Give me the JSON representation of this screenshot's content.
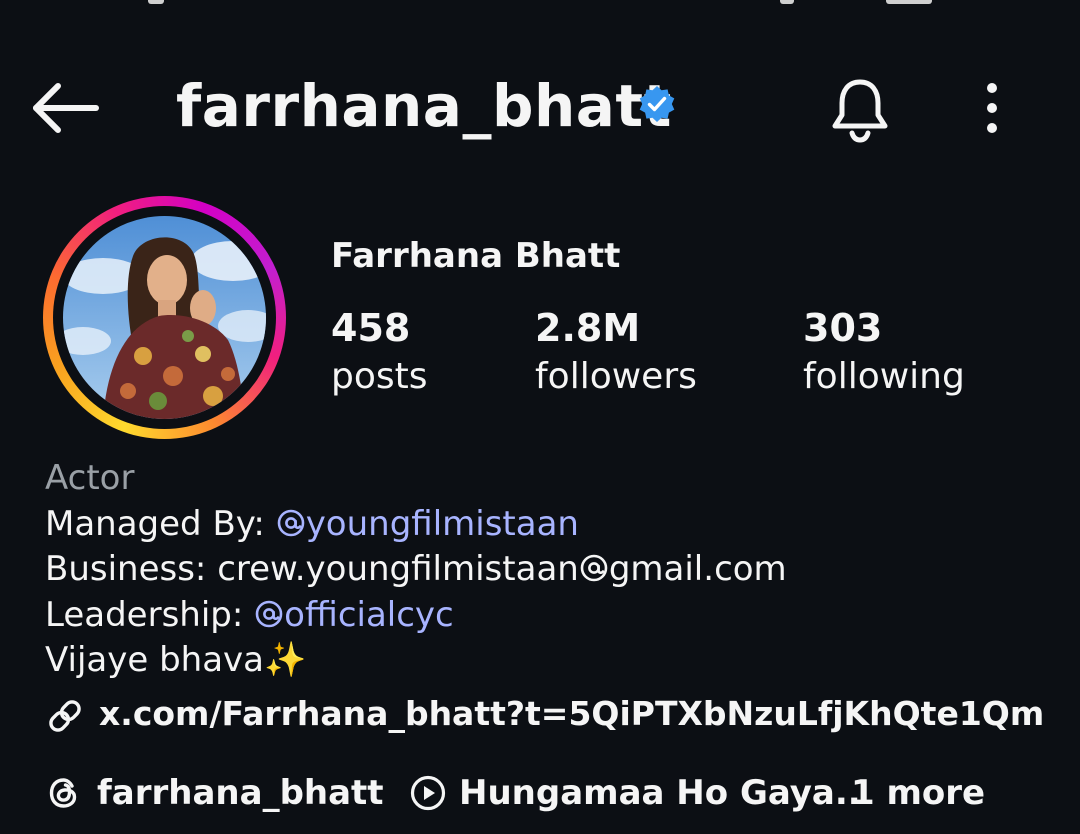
{
  "header": {
    "username": "farrhana_bhatt",
    "verified": true,
    "icons": [
      "back-arrow-icon",
      "verified-badge-icon",
      "bell-icon",
      "more-vertical-icon"
    ],
    "accent_color": "#3897f0"
  },
  "profile": {
    "display_name": "Farrhana Bhatt",
    "stats": [
      {
        "value": "458",
        "label": "posts"
      },
      {
        "value": "2.8M",
        "label": "followers"
      },
      {
        "value": "303",
        "label": "following"
      }
    ]
  },
  "bio": {
    "category": "Actor",
    "managed_prefix": "Managed By: ",
    "managed_handle": "youngfilmistaan",
    "business_prefix": "Business: crew.youngfilmistaan",
    "business_suffix": "gmail.com",
    "leadership_prefix": "Leadership: ",
    "leadership_handle": "officialcyc",
    "tagline": "Vijaye bhava✨",
    "link": "x.com/Farrhana_bhatt?t=5QiPTXbNzuLfjKhQte1Qm...",
    "mention_color": "#a8b4ff"
  },
  "chips": {
    "threads_handle": "farrhana_bhatt",
    "music": "Hungamaa Ho Gaya..",
    "more": "1 more"
  }
}
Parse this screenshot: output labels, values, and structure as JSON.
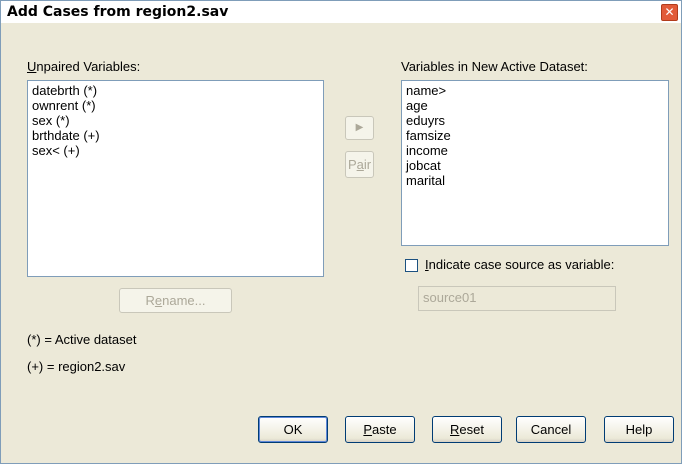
{
  "window": {
    "title": "Add Cases from region2.sav",
    "close_glyph": "✕"
  },
  "unpaired": {
    "label_key": "U",
    "label_rest": "npaired Variables:",
    "items": [
      "datebrth (*)",
      "ownrent (*)",
      "sex (*)",
      "brthdate (+)",
      "sex< (+)"
    ]
  },
  "new_dataset": {
    "label": "Variables in New Active Dataset:",
    "items": [
      "name>",
      "age",
      "eduyrs",
      "famsize",
      "income",
      "jobcat",
      "marital"
    ]
  },
  "move_button": {
    "glyph": "▶"
  },
  "pair_button": {
    "pre": "P",
    "key": "a",
    "post": "ir"
  },
  "rename_button": {
    "pre": "R",
    "key": "e",
    "post": "name..."
  },
  "indicate_source": {
    "key": "I",
    "rest": "ndicate case source as variable:",
    "checked": false,
    "value": "source01"
  },
  "legend": {
    "active": "(*) = Active dataset",
    "other": "(+) = region2.sav"
  },
  "footer": {
    "ok": "OK",
    "paste_key": "P",
    "paste_rest": "aste",
    "reset_key": "R",
    "reset_rest": "eset",
    "cancel": "Cancel",
    "help": "Help"
  }
}
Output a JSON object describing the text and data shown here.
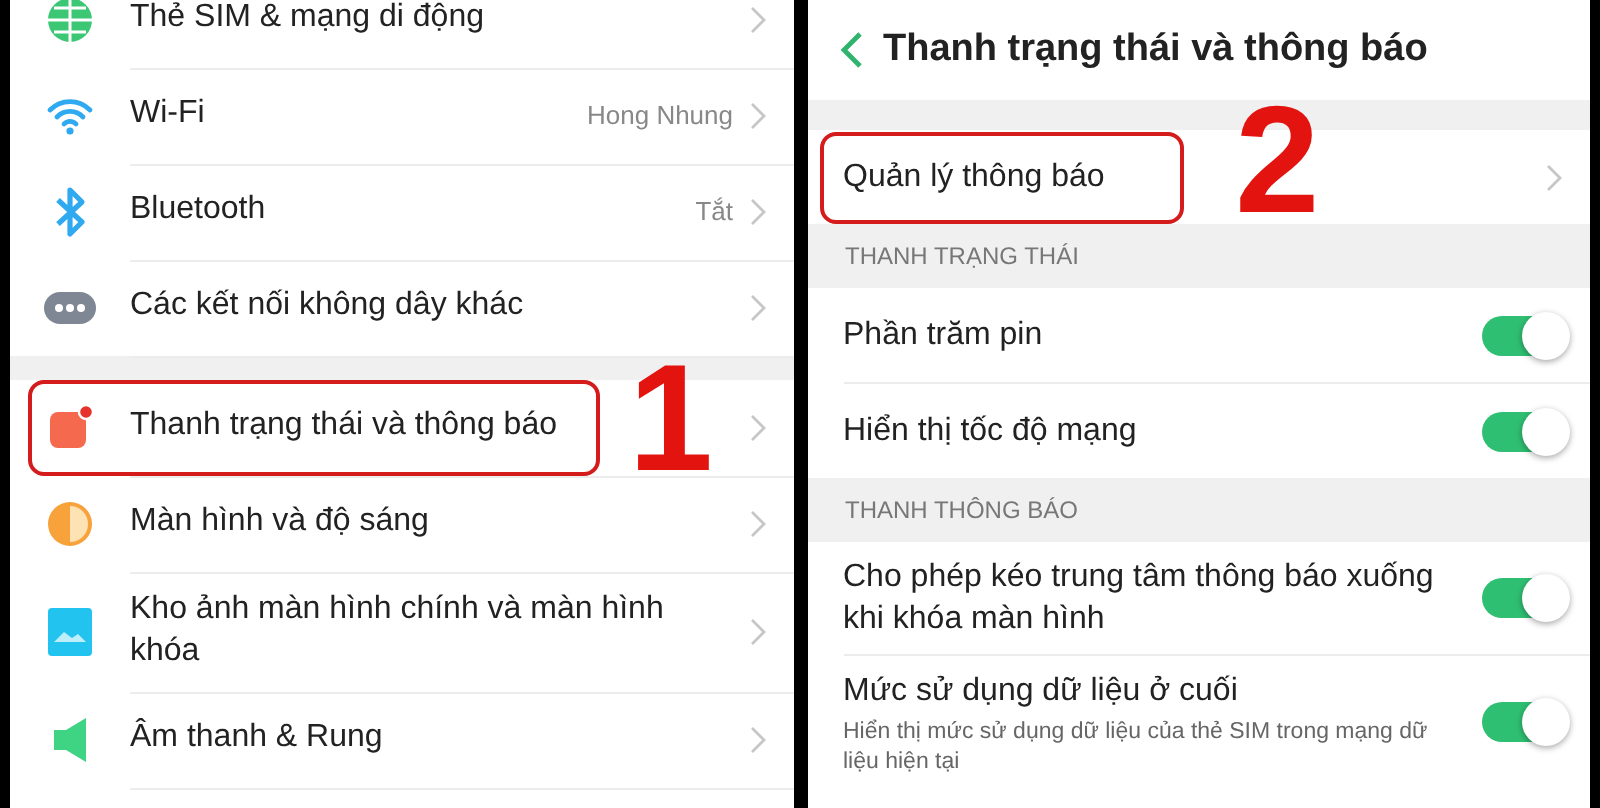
{
  "settings_list": {
    "groups": [
      {
        "items": [
          {
            "label": "Thẻ SIM & mạng di động"
          },
          {
            "label": "Wi-Fi",
            "value": "Hong Nhung"
          },
          {
            "label": "Bluetooth",
            "value": "Tắt"
          },
          {
            "label": "Các kết nối không dây khác"
          }
        ]
      },
      {
        "items": [
          {
            "label": "Thanh trạng thái và thông báo",
            "highlighted": true,
            "callout": "1"
          },
          {
            "label": "Màn hình và độ sáng"
          },
          {
            "label": "Kho ảnh màn hình chính và màn hình khóa"
          },
          {
            "label": "Âm thanh & Rung"
          }
        ]
      }
    ]
  },
  "notification_screen": {
    "title": "Thanh trạng thái và thông báo",
    "sections": [
      {
        "items": [
          {
            "kind": "link",
            "label": "Quản lý thông báo",
            "highlighted": true,
            "callout": "2"
          }
        ]
      },
      {
        "title": "THANH TRẠNG THÁI",
        "items": [
          {
            "kind": "toggle",
            "label": "Phần trăm pin",
            "on": true
          },
          {
            "kind": "toggle",
            "label": "Hiển thị tốc độ mạng",
            "on": true
          }
        ]
      },
      {
        "title": "THANH THÔNG BÁO",
        "items": [
          {
            "kind": "toggle",
            "label": "Cho phép kéo trung tâm thông báo xuống khi khóa màn hình",
            "on": true
          },
          {
            "kind": "toggle",
            "label": "Mức sử dụng dữ liệu ở cuối",
            "description": "Hiển thị mức sử dụng dữ liệu của thẻ SIM trong mạng dữ liệu hiện tại",
            "on": true
          }
        ]
      }
    ]
  }
}
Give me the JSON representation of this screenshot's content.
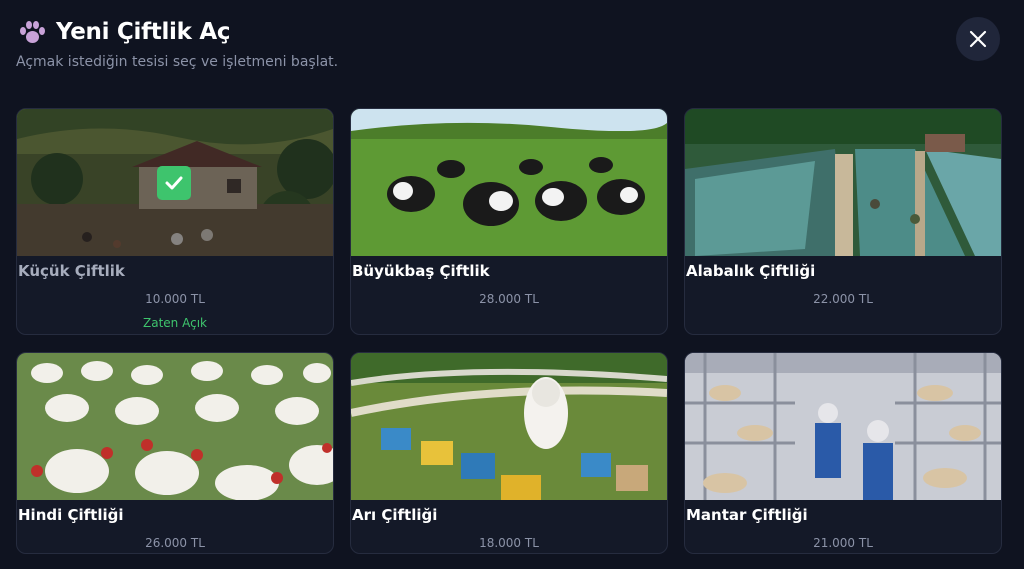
{
  "header": {
    "title": "Yeni Çiftlik Aç",
    "subtitle": "Açmak istediğin tesisi seç ve işletmeni başlat.",
    "title_icon": "paw-icon",
    "close_icon": "close-icon"
  },
  "colors": {
    "background": "#0f1320",
    "card": "#141928",
    "accent_green": "#3ec46d",
    "muted_text": "#8c93a8"
  },
  "farms": [
    {
      "name": "Küçük Çiftlik",
      "price": "10.000 TL",
      "status": "Zaten Açık",
      "owned": true
    },
    {
      "name": "Büyükbaş Çiftlik",
      "price": "28.000 TL"
    },
    {
      "name": "Alabalık Çiftliği",
      "price": "22.000 TL"
    },
    {
      "name": "Hindi Çiftliği",
      "price": "26.000 TL"
    },
    {
      "name": "Arı Çiftliği",
      "price": "18.000 TL"
    },
    {
      "name": "Mantar Çiftliği",
      "price": "21.000 TL"
    }
  ]
}
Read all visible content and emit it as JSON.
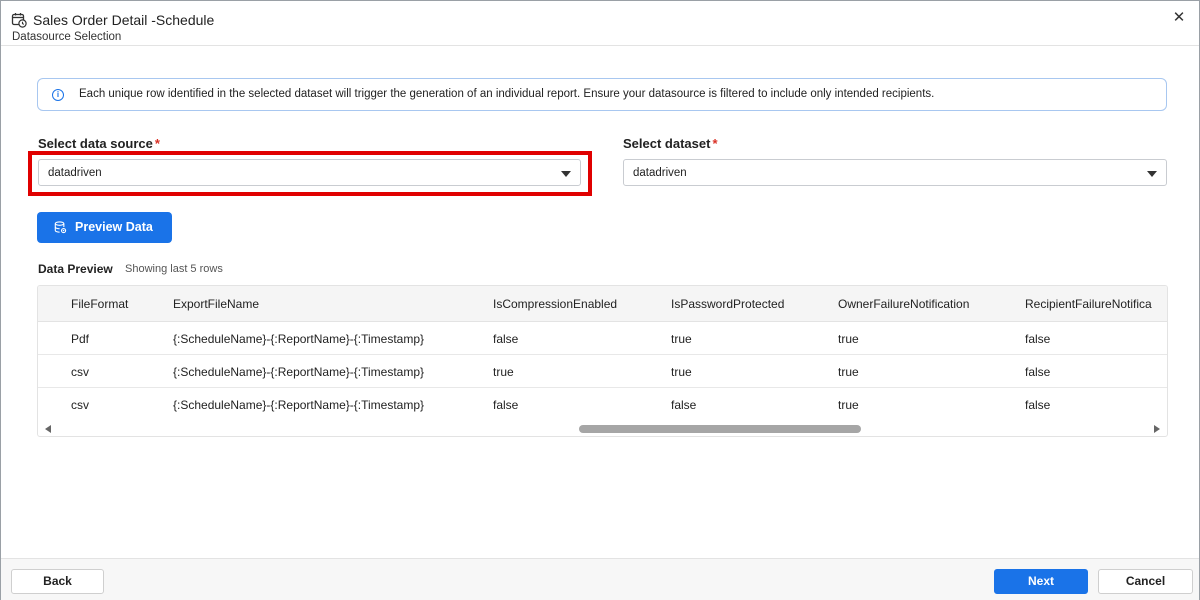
{
  "dialog": {
    "title": "Sales Order Detail -Schedule",
    "subtitle": "Datasource Selection",
    "close_glyph": "✕"
  },
  "info": {
    "icon": "i",
    "text": "Each unique row identified in the selected dataset will trigger the generation of an individual report. Ensure your datasource is filtered to include only intended recipients."
  },
  "datasource": {
    "label": "Select data source",
    "required_mark": "*",
    "value": "datadriven"
  },
  "dataset": {
    "label": "Select dataset",
    "required_mark": "*",
    "value": "datadriven"
  },
  "preview_button": {
    "label": "Preview Data"
  },
  "data_preview": {
    "title": "Data Preview",
    "subtitle": "Showing last 5 rows",
    "columns": [
      "FileFormat",
      "ExportFileName",
      "IsCompressionEnabled",
      "IsPasswordProtected",
      "OwnerFailureNotification",
      "RecipientFailureNotifica"
    ],
    "rows": [
      [
        "Pdf",
        "{:ScheduleName}-{:ReportName}-{:Timestamp}",
        "false",
        "true",
        "true",
        "false"
      ],
      [
        "csv",
        "{:ScheduleName}-{:ReportName}-{:Timestamp}",
        "true",
        "true",
        "true",
        "false"
      ],
      [
        "csv",
        "{:ScheduleName}-{:ReportName}-{:Timestamp}",
        "false",
        "false",
        "true",
        "false"
      ]
    ]
  },
  "footer": {
    "back_label": "Back",
    "next_label": "Next",
    "cancel_label": "Cancel"
  },
  "colors": {
    "accent": "#1a73e8",
    "highlight": "#e00000",
    "required": "#d93025"
  }
}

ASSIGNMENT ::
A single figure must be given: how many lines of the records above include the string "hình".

ANSWER SPACE ::
3